“The suspension was an extraordinary decision taken in extraordinary circumstances,” Clegg wrote. “Now that the time period of the suspension has elapsed, the question is not whether we choose to reinstate Mr. Trump’s accounts, but whether there remain such extraordinary circumstances that extending the suspension beyond the original two-year period is justified.”
Clegg said in making the decision, Meta took into account conduct around last year’s midterm elections in the U.S. and expert assessments of the security environment. As a result, the company concluded “that the risk has sufficiently receded, and that we should therefore adhere to the two-year timeline we set out.”
Still, Clegg said Trump would be subject to “heightened penalties for repeat offenses,” which also apply to other public figures who are reinstated for civil unrest, under a newly updated protocol. If Trump violates Meta’s community guidelines again, the violating posts will be removed and he’ll be suspended anywhere from a month to two years, depending on the severity.
The updated protocol “addresses content that does not violate our Community Standards but that contributes to the sort of risk that materialized on January 6th, such as content that delegitimizes an upcoming election or is related to QAnon,” Clegg wrote. Meta may suppress distribution of such posts and for repeated offenses, temporarily limit access to Meta’s advertising tools. The company could also choose to remove the reshare button on posts that violate those guidelines or prevent them from being run as ads. Meta could take similar steps if Trump posted something that “violates the letter” of its community guidelines but that it deems newsworthy.
“We know that any decision we make on this issue will be fiercely criticized,” Clegg wrote. “Reasonable people will disagree over whether it is the right decision. But a decision had to be made, so we have tried to make it as best we can in a way that is consistent with our values and the process we established in response to the Oversight Board’s guidance.”
Setting the two-year suspension
Platforms like Facebook and Twitter earlier removed or labeled certain posts by the president that they believed to be harmful before ultimately choosing to block his account.
On the evening of Jan. 6, 2021 Facebook said that “two policy violations” on Trump’s page would trigger a 24-hour block on its platforms. The next day, the company said in a statement that it felt “the risks of allowing President Trump to continue to use our service during this period are simply too great,” and said the ban would last “for at least the next two weeks,” through the inauguration.
On the day of Biden’s inauguration, the company said it was referring the suspension to its independent Oversight Board, which Facebook established to make binding content decisions. The Oversight Board said Facebook should set a timeline for reevaluating its decision, which Facebook determined in June 2021 should be two years from Trump’s January 7, 2021 suspension.

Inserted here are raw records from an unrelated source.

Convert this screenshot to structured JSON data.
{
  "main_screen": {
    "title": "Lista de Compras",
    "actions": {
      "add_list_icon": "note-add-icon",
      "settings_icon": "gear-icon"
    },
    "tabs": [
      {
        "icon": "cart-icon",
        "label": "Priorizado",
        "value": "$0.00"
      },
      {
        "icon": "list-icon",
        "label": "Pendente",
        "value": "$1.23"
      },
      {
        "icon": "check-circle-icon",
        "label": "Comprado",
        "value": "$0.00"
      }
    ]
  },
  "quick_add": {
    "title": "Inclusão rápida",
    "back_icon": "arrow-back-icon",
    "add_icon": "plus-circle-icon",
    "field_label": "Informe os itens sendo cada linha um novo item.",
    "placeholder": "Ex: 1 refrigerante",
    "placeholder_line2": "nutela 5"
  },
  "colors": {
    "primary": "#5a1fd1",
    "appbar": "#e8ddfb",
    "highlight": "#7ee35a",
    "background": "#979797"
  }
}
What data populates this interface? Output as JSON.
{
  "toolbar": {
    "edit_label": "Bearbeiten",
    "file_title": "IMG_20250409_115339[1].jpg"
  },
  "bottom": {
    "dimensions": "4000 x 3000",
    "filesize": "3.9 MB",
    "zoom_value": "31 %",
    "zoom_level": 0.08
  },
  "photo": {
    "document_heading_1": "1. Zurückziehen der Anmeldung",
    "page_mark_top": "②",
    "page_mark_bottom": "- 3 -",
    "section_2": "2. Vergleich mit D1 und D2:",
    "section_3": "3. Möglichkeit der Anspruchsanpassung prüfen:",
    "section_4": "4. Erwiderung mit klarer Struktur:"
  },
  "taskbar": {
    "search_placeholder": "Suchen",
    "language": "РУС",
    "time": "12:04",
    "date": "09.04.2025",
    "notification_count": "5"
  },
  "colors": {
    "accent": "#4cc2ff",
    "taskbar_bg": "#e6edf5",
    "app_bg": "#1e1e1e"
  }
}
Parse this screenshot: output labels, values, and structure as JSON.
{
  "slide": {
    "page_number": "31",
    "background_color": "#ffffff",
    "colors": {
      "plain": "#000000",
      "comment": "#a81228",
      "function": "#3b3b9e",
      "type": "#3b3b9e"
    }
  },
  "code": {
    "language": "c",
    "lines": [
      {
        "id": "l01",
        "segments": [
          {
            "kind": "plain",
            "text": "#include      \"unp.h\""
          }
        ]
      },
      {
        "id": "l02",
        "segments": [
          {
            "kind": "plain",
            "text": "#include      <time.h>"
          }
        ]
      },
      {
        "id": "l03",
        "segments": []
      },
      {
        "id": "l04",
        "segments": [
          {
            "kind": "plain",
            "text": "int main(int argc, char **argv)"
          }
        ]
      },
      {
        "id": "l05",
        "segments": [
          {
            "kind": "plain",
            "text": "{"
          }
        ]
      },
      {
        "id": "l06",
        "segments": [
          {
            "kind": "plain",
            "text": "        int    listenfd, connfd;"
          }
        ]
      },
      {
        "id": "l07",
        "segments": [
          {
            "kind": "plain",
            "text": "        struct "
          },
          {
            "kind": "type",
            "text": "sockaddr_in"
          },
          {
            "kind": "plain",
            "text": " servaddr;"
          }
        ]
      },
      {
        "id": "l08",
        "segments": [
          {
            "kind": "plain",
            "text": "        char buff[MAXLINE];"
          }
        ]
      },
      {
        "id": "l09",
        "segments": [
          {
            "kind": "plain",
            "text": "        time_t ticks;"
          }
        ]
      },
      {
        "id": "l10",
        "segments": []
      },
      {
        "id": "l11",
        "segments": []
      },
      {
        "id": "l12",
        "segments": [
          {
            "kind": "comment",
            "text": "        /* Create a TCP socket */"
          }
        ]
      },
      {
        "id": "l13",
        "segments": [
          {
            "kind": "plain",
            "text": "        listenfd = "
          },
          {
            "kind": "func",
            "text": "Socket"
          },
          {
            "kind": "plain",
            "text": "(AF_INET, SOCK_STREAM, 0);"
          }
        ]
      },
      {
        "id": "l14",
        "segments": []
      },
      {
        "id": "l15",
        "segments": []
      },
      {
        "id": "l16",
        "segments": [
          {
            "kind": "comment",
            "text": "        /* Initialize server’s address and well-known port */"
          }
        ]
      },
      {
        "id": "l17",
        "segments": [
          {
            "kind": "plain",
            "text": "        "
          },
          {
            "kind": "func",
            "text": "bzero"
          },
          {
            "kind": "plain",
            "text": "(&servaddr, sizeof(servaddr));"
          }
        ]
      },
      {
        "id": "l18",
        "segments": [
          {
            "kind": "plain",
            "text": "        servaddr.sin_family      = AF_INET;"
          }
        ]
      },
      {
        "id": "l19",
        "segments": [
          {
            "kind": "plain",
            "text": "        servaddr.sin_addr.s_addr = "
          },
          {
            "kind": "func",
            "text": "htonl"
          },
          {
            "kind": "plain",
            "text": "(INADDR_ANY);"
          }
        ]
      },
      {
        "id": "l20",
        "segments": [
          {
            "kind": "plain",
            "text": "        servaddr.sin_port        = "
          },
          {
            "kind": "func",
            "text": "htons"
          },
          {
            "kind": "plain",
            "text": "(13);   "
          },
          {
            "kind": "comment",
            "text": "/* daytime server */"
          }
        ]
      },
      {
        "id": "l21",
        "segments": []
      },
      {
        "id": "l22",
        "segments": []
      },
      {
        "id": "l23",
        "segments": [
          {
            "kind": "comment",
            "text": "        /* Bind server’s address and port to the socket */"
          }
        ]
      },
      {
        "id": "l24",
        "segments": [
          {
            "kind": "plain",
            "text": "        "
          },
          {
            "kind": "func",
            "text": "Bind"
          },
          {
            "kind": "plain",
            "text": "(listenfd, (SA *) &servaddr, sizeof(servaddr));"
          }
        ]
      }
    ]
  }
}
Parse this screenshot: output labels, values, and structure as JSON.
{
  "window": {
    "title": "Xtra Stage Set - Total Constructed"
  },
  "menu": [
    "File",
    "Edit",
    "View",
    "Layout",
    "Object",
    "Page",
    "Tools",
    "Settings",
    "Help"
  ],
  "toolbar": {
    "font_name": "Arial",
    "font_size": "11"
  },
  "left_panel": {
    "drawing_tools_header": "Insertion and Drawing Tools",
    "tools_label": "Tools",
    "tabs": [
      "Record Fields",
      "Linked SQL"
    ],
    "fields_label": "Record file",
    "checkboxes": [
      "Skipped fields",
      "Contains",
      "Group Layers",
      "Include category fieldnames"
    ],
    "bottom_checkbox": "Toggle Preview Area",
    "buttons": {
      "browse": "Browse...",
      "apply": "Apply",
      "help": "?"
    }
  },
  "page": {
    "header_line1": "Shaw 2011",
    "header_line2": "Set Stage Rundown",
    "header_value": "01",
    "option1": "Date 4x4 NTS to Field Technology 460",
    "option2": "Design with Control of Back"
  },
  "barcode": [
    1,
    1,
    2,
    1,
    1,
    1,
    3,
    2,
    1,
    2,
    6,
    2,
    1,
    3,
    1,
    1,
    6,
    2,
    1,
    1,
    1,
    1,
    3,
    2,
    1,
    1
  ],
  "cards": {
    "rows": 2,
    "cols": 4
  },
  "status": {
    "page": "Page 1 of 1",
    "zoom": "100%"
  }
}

In a blog post announcing the timeframe, Facebook executive Nick Clegg said the decision on whether to reinstate Trump’s account would be based on “whether the risk to public safety has receded,” accounting for “instances of violence, restrictions on peaceful assembly and other markers of civil unrest.”
Should Trump be allowed back onto the service, Clegg said at the time, there would be “a strict set of rapidly escalating sanctions that will be triggered if Mr. Trump commits further violations in future, up to and including permanent removal of his pages and accounts.”
Trump has since moved his musings to Truth Social, an app he’s backed that closely resembles Twitter and is led by former Rep. Devin Nunes, R-Calif.
Twitter’s new owner Elon Musk lifted the platform’s suspension of Trump last year, though the former president has yet to resume tweeting from his account.
Subscribe to CNBC on YouTube.
WATCH: House Minority Leader Kevin McCarthy recorded venting his opinions about Jan. 6